[Stored items from a collection]

****

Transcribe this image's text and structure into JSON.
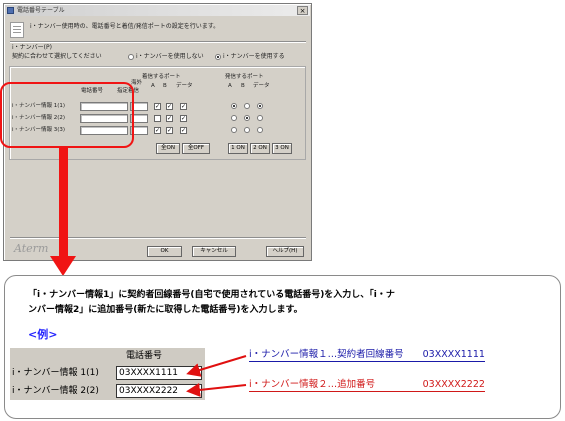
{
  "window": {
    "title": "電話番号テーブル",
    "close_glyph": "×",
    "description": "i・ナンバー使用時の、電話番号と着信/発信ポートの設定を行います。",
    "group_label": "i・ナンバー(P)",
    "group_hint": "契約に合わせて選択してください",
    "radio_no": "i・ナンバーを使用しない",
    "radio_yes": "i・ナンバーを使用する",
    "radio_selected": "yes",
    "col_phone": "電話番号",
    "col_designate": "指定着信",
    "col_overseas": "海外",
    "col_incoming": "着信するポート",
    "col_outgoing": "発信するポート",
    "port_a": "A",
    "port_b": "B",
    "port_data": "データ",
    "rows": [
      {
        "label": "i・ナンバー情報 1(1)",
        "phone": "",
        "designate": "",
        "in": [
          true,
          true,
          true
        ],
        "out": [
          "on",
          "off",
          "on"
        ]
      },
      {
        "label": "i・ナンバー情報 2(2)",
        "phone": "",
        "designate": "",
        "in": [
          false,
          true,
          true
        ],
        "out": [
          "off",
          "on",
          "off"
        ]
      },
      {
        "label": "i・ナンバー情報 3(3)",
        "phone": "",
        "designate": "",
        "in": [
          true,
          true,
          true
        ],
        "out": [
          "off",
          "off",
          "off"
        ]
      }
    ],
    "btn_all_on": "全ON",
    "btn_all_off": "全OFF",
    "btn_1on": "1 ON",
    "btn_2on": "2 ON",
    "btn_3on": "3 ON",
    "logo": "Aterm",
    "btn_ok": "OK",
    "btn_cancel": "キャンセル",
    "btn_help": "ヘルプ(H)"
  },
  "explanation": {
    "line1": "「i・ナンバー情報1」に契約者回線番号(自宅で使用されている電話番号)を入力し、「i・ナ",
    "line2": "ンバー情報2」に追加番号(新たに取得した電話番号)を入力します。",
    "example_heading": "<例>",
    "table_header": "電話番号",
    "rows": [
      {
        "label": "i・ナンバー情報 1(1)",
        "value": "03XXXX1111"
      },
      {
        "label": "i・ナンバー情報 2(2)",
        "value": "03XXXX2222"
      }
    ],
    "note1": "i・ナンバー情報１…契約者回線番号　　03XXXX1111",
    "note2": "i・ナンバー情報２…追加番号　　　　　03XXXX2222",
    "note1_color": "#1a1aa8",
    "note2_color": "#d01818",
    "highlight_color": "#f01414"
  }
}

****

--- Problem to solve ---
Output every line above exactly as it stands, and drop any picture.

--- Task solution ---
Transcribe this image's text and structure into JSON.
{
  "window": {
    "title": "電話番号テーブル",
    "close_glyph": "×",
    "description": "i・ナンバー使用時の、電話番号と着信/発信ポートの設定を行います。",
    "group_label": "i・ナンバー(P)",
    "group_hint": "契約に合わせて選択してください",
    "radio_no": "i・ナンバーを使用しない",
    "radio_yes": "i・ナンバーを使用する",
    "radio_selected": "yes",
    "col_phone": "電話番号",
    "col_designate": "指定着信",
    "col_overseas": "海外",
    "col_incoming": "着信するポート",
    "col_outgoing": "発信するポート",
    "port_a": "A",
    "port_b": "B",
    "port_data": "データ",
    "rows": [
      {
        "label": "i・ナンバー情報 1(1)",
        "phone": "",
        "designate": "",
        "in": [
          true,
          true,
          true
        ],
        "out": [
          "on",
          "off",
          "on"
        ]
      },
      {
        "label": "i・ナンバー情報 2(2)",
        "phone": "",
        "designate": "",
        "in": [
          false,
          true,
          true
        ],
        "out": [
          "off",
          "on",
          "off"
        ]
      },
      {
        "label": "i・ナンバー情報 3(3)",
        "phone": "",
        "designate": "",
        "in": [
          true,
          true,
          true
        ],
        "out": [
          "off",
          "off",
          "off"
        ]
      }
    ],
    "btn_all_on": "全ON",
    "btn_all_off": "全OFF",
    "btn_1on": "1 ON",
    "btn_2on": "2 ON",
    "btn_3on": "3 ON",
    "logo": "Aterm",
    "btn_ok": "OK",
    "btn_cancel": "キャンセル",
    "btn_help": "ヘルプ(H)"
  },
  "explanation": {
    "line1": "「i・ナンバー情報1」に契約者回線番号(自宅で使用されている電話番号)を入力し、「i・ナ",
    "line2": "ンバー情報2」に追加番号(新たに取得した電話番号)を入力します。",
    "example_heading": "<例>",
    "table_header": "電話番号",
    "rows": [
      {
        "label": "i・ナンバー情報 1(1)",
        "value": "03XXXX1111"
      },
      {
        "label": "i・ナンバー情報 2(2)",
        "value": "03XXXX2222"
      }
    ],
    "note1": "i・ナンバー情報１…契約者回線番号　　03XXXX1111",
    "note2": "i・ナンバー情報２…追加番号　　　　　03XXXX2222",
    "note1_color": "#1a1aa8",
    "note2_color": "#d01818",
    "highlight_color": "#f01414"
  }
}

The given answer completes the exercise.